We have heard allegations about how prisoners of war are supposed to be treated as slaves. That is the kind of thing we might say among ourselves in this House and it might not mean a lot, but when said in public it could be used outside the House and outside the shores of this country to create trouble and difficulty for us. Let me put it on record that in no case have German prisoners of war been treated as slaves or pushed into employment, as was suggested, with no organisation to look after them. I flatly deny that these prisoners of war have been treated in that fashion. They have indeed been treated better than, I suspect, we would have been treated in similar circumstances. I have heard no suggestion anywhere else that prisoners of war have been treated in any sense as slaves or less than they really deserved. I cannot usefully add any more to the Debate, and it looks as if the individual case to which I have referred must now be allowed to take its course.

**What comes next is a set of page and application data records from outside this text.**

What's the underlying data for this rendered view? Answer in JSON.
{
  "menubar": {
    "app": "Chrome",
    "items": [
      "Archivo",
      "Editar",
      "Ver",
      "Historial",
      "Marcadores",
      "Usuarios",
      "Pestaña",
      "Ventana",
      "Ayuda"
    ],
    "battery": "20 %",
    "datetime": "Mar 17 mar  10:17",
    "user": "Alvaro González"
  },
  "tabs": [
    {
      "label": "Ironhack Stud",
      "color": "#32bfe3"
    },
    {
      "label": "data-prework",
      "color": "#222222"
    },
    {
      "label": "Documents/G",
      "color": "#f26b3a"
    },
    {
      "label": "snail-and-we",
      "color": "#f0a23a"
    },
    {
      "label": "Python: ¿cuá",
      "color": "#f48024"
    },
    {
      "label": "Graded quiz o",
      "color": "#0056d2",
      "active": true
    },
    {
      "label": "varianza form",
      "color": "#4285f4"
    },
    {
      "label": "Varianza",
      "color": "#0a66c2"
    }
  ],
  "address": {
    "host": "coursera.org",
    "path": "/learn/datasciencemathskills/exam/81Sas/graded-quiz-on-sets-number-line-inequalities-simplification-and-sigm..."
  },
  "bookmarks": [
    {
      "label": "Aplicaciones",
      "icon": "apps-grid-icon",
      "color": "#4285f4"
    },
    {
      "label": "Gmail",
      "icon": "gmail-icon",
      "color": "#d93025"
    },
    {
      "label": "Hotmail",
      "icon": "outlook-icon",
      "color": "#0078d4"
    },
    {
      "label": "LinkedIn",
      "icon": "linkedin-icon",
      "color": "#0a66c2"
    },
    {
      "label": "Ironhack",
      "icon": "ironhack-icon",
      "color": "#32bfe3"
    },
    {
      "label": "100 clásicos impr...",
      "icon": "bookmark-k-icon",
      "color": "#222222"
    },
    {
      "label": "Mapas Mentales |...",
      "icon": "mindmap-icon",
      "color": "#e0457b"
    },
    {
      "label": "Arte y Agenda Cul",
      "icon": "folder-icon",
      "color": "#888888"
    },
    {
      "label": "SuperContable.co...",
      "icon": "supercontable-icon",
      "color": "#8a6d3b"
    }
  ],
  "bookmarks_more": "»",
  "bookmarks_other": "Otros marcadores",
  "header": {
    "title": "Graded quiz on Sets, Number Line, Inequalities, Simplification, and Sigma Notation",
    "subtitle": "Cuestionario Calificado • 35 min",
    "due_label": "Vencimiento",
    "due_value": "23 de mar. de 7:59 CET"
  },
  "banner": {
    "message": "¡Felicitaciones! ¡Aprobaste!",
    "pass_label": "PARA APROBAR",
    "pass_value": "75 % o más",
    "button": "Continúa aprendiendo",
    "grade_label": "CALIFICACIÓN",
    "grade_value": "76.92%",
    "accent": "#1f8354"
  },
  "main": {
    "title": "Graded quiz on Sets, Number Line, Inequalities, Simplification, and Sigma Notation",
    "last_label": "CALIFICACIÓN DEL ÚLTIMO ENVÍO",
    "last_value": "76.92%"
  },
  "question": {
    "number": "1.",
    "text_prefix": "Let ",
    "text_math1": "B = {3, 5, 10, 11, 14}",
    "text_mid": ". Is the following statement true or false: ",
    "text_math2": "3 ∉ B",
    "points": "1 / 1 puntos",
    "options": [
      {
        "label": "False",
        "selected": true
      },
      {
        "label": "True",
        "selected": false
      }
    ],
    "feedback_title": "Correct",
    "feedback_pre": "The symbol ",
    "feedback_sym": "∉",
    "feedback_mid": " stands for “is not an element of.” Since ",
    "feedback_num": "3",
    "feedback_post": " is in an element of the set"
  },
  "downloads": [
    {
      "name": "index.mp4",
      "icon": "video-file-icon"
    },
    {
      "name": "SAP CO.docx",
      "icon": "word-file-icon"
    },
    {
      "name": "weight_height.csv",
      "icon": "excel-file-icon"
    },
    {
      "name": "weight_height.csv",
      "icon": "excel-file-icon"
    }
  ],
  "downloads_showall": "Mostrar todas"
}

Major Legge-Bourke (Isle of Ely)

On a point of Order. In view of the fact that part of the Joint Under-Secretary's reply referred to legal proceedings which are being taken, is it in Order for an hon. Member, who knows legal proceedings are being taken in a case, nevertheless, to raise the matter on the Adjournment?

Mr. Dye

Further to that point of Order. Surely the House has not been given any evidence that legal steps have actually begun, and, therefore, it is quite wrong for anyone to plead that the matter is sub judice.

The Secretary of State for the Home Department (Mr. Ede)

Further to that point of Order. This phase of the matter has given us some concern. As I understand it, there have been interviews between solicitors intimating that an action may begin. In the course of my experience, such interviews are sometimes held and no action, in fact, does arise. I suggest that until the process has been issued or the necessary preliminary steps have been taken, it cannot be difficult to see that the matter is not actually sub judice although if the persons have some knowledge of the intention of the parties they might be guided in their action by that knowledge.

Mr. Pritt (Hammersmith, North)

Might I add that the commonsense ruling which the Home Secretary has suggested is the regular practice of the King's Bench?

Mr. Deputy-Speaker (Major Milner)

The question would not appear to arise in this case as it is not strictly sub judice. In any event, the Chair had no knowledge of the details, and, no doubt, the Joint Under-Secretary was correct in the judicious reply he made having regard to the fact that interviews have taken place.

Major Legge-Bourke

I should just like to say that I was not imputing anything on the part of the hon. Member for South-Western Norfolk (Mr. Dye), but I was only anxious to get a Ruling.

Question put, and agreed to.

Adjourned accordingly at Twenty-nine Minutes past Ten o'Clock.